Council of Europe Convention on the
Prevention of terrorism (CETS No. 196)
|Convention text, Explanatory Report and Chart of signatures and ratifications|
The Council of Europe Convention on the Prevention of Terrorism, adopted by the Committee of Ministers at its 925th meeting and opened for signature on 16 May 2005 in Warsaw, aims to increase the effectiveness of existing international texts on the fight against terrorism and to strengthen
Member States’ efforts to prevent terrorism and its negative effects on the full enjoyment of human rights and in particular the right to life.
The Convention was drafted by the CODEXTER, which was mandated by the Committee of Ministers to work on the elaboration of instruments covering existing lacunae in international law.
The Convention on the
Prevention of Terrorism was the first international treaty
criminalising the following three offences:
- public provocation to commit a terrorist offence (Article 5),
- recruitment for terrorism (Article 6), and
- training for terrorism (Article 7).
The Convention aims to reinforce cooperation on the prevention of terrorism both internally, in the context of the definition of national prevention policies, and internationally through a number of measures, including modification of existing extradition and mutual assistance arrangements, by making the offences set forth in the Convention extraditable and imposing an obligation to provide mutual legal assistance with respect to them. The Convention also provides for additional means, such as spontaneous information, the duty to investigate, the liability of legal entities, and the obligation to prosecute where extradition is refused. By ratifying the Convention, the States undertake to adopt measures necessary to protect and support victims of terrorism.
The Convention entered into force on 1 June 2007 and has been ratified by 32 countries. It is open for signature by the member States of the Council of Europe, the non-member States which have participated in its elaboration and the European Union.
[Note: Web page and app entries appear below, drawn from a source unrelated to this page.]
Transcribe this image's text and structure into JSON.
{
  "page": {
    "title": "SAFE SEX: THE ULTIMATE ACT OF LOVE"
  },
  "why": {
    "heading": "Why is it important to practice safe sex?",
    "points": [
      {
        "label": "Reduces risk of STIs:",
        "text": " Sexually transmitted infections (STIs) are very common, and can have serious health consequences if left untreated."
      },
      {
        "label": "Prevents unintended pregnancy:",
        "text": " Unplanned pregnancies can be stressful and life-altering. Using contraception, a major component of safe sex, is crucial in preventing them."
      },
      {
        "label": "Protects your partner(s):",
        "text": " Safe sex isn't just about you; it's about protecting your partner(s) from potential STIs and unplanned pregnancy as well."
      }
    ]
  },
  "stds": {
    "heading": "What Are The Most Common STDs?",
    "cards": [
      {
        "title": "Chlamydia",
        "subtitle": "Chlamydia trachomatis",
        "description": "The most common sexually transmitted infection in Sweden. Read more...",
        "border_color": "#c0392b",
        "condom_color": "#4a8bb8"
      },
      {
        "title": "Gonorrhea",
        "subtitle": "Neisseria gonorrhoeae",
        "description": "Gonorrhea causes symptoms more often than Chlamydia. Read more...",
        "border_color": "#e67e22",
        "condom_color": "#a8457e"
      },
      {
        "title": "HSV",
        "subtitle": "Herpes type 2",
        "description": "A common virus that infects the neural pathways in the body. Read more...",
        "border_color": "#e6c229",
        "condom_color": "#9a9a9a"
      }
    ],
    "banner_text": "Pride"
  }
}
The Committee of Ministers may invite other States to become Parties to the Convention.